***** Material supplied *****

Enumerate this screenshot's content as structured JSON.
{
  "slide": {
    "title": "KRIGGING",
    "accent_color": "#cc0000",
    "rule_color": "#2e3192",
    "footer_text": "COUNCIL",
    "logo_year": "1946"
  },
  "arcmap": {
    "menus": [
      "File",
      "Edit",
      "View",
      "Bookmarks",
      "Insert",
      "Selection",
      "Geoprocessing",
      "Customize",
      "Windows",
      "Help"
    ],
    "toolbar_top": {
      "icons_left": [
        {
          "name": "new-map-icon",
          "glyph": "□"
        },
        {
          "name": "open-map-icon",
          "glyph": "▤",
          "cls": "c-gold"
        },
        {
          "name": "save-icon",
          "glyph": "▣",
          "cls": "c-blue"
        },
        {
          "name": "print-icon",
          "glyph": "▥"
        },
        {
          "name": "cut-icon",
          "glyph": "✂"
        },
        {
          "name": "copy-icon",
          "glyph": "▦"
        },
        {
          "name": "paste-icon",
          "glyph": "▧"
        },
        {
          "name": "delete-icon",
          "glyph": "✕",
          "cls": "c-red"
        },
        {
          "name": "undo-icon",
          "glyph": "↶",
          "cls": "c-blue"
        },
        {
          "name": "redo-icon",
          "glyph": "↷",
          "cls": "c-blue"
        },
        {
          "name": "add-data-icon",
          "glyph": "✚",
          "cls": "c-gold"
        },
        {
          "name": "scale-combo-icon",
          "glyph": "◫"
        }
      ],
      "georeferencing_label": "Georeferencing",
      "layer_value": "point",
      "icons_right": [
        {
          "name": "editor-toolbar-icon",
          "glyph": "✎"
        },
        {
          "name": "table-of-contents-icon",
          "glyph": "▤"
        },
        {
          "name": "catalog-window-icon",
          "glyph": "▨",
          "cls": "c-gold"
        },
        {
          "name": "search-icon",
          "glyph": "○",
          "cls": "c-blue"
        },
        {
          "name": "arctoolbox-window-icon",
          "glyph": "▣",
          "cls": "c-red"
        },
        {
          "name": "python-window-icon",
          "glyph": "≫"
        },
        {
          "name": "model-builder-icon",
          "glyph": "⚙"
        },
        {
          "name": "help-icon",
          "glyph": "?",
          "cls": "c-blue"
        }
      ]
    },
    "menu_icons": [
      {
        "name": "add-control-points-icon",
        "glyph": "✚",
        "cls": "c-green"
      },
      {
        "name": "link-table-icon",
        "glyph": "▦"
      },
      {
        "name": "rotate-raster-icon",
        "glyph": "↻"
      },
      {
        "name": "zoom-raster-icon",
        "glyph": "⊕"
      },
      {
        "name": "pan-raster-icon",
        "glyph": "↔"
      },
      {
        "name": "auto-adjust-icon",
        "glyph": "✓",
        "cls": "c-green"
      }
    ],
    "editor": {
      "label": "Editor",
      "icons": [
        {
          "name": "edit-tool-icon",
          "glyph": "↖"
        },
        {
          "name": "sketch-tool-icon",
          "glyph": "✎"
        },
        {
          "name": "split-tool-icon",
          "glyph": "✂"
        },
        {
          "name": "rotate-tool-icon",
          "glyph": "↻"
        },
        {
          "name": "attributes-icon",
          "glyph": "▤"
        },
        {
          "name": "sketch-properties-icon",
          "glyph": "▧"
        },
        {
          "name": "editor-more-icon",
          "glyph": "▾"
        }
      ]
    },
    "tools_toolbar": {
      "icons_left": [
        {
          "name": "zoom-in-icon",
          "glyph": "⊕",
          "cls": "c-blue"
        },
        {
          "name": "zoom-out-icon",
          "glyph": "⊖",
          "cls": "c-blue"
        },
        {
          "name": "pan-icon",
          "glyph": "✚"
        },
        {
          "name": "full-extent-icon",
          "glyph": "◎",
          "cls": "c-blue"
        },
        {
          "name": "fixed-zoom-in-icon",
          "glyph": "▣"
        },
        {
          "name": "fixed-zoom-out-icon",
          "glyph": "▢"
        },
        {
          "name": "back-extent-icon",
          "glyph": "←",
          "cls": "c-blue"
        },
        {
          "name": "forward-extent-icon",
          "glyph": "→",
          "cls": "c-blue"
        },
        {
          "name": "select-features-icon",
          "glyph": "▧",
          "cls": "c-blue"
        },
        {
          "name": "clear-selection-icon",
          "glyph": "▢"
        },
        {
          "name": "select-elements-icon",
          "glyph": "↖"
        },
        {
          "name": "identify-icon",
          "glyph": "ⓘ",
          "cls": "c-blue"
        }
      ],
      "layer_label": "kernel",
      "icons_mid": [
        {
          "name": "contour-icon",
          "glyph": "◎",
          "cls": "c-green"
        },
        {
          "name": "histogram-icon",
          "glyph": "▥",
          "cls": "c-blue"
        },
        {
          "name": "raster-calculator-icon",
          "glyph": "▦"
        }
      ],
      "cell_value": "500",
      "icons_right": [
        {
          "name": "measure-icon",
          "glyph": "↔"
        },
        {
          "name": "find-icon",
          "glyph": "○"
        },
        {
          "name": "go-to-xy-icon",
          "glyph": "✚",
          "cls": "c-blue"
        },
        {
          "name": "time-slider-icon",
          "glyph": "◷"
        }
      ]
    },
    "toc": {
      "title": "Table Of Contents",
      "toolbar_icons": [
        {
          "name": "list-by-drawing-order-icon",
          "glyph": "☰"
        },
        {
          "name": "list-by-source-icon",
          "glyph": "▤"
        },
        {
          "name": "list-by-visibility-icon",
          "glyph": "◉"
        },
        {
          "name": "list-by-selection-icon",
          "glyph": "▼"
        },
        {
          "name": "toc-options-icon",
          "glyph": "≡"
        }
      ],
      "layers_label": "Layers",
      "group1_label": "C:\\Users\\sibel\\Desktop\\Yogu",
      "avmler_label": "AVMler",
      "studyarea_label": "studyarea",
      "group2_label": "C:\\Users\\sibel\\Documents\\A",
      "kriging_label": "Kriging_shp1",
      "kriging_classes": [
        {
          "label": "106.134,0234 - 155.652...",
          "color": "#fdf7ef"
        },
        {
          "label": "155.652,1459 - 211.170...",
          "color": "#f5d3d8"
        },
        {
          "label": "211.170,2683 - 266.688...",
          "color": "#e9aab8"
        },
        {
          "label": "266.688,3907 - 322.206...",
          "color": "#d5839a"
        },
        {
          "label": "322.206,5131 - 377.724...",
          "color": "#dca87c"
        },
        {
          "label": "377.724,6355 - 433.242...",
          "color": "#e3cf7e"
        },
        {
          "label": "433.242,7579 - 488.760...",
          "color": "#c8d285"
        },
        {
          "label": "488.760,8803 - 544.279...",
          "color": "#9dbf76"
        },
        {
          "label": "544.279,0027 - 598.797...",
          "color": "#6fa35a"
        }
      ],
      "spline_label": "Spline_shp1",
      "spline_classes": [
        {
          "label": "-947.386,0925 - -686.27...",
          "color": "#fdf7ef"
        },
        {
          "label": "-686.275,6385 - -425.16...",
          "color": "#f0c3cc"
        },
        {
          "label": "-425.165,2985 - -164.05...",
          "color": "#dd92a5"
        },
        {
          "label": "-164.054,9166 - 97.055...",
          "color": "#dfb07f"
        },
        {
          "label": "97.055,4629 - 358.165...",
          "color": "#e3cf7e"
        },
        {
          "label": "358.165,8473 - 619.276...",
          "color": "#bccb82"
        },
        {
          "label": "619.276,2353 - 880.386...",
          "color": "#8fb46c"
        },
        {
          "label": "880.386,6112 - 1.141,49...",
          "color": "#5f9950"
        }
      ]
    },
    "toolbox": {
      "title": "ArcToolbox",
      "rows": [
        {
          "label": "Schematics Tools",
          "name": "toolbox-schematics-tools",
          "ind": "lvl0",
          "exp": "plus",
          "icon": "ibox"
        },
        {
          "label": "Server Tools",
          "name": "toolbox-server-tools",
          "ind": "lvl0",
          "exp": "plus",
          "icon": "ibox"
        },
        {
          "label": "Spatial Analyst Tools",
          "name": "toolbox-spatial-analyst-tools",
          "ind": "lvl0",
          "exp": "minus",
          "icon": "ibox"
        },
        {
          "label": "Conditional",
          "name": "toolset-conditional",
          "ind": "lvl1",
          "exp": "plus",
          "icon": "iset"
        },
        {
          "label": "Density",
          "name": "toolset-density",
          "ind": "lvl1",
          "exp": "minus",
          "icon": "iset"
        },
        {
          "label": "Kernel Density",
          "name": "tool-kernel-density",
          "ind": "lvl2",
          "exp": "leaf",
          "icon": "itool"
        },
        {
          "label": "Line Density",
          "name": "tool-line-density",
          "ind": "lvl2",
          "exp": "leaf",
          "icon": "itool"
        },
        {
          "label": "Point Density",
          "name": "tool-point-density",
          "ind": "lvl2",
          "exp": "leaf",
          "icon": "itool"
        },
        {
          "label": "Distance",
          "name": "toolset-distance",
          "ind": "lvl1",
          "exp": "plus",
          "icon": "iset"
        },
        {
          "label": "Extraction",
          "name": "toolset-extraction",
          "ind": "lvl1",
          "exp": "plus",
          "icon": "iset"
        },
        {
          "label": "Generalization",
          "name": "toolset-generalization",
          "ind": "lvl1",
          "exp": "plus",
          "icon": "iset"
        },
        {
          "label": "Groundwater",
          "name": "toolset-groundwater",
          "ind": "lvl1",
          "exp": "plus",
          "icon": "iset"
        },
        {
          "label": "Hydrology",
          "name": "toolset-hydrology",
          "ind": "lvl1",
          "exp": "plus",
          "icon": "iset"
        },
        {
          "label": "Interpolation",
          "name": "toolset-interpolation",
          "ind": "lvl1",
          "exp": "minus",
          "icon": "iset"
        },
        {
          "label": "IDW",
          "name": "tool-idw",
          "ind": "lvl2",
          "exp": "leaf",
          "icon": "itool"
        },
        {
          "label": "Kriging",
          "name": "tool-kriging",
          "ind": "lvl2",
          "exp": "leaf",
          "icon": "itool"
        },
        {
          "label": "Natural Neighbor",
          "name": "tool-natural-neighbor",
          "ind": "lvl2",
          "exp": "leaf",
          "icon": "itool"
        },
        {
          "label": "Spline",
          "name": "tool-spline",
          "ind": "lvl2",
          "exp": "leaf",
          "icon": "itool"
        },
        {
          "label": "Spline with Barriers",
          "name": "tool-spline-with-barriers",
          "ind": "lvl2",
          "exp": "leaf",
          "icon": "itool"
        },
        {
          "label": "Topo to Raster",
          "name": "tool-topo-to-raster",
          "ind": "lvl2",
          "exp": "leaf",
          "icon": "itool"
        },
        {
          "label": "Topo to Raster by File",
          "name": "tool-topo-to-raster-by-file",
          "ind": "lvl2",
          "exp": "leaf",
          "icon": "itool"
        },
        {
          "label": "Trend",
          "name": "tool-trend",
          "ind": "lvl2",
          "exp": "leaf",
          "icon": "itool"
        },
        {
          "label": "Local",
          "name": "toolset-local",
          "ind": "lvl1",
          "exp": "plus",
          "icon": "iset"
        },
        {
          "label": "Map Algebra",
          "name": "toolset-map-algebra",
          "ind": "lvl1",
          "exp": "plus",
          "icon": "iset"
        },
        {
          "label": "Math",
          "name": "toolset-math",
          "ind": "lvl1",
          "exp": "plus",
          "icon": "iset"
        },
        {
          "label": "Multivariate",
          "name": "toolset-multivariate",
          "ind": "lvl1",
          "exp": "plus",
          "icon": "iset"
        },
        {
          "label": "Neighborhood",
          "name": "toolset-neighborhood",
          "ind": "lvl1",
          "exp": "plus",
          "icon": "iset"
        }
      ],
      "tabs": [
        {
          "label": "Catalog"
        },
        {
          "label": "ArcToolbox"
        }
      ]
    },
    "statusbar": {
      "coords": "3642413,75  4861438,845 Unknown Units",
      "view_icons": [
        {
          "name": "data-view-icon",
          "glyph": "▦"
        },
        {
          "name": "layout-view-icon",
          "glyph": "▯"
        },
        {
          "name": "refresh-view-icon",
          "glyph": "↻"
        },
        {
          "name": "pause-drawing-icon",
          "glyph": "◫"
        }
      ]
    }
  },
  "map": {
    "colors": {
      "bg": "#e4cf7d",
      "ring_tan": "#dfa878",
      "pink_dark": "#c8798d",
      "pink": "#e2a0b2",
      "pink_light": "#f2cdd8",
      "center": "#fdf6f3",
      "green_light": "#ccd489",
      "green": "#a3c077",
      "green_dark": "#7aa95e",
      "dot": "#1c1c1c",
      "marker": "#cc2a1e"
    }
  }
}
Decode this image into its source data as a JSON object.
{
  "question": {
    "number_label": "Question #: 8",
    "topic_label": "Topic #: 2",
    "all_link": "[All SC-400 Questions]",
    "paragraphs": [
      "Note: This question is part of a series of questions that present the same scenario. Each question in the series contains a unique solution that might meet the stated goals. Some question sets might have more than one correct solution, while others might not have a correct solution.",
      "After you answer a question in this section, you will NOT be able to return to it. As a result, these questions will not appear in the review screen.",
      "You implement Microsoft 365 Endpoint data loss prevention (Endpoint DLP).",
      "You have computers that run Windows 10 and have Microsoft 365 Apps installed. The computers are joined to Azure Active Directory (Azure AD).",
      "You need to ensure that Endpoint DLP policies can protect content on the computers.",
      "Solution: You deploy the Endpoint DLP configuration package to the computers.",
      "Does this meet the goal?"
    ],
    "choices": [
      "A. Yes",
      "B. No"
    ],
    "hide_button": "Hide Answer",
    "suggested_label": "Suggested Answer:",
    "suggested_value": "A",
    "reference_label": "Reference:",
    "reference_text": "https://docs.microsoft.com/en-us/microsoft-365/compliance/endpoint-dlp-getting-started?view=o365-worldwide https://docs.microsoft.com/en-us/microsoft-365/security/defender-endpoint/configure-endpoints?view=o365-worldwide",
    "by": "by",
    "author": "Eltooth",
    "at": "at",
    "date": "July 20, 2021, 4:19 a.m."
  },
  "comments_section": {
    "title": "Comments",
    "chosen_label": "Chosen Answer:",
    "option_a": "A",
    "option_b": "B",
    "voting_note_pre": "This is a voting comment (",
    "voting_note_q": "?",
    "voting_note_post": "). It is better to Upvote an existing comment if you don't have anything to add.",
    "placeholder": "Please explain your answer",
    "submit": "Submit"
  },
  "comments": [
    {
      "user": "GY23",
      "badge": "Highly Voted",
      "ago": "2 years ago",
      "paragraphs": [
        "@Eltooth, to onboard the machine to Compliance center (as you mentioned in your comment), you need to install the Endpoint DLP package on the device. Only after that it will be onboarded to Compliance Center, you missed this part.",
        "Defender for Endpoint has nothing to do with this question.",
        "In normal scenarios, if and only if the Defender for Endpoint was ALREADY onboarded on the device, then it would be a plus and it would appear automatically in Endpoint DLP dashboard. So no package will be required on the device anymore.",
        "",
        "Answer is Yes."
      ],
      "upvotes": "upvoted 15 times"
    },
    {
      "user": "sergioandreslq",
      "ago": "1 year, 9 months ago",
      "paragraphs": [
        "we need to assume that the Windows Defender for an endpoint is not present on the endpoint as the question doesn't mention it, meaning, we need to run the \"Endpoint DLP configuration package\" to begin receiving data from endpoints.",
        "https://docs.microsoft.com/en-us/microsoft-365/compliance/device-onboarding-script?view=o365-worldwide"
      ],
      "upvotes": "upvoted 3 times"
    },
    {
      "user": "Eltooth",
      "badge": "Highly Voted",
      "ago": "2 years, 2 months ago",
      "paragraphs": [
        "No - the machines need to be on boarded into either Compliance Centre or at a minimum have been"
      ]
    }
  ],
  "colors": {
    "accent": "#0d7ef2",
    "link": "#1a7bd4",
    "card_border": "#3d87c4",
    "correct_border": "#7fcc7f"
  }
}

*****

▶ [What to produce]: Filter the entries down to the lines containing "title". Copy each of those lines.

▶ [Task solution]:
    "title": "KRIGGING",
      "title": "Table Of Contents",
      "title": "ArcToolbox",
    "title": "Comments",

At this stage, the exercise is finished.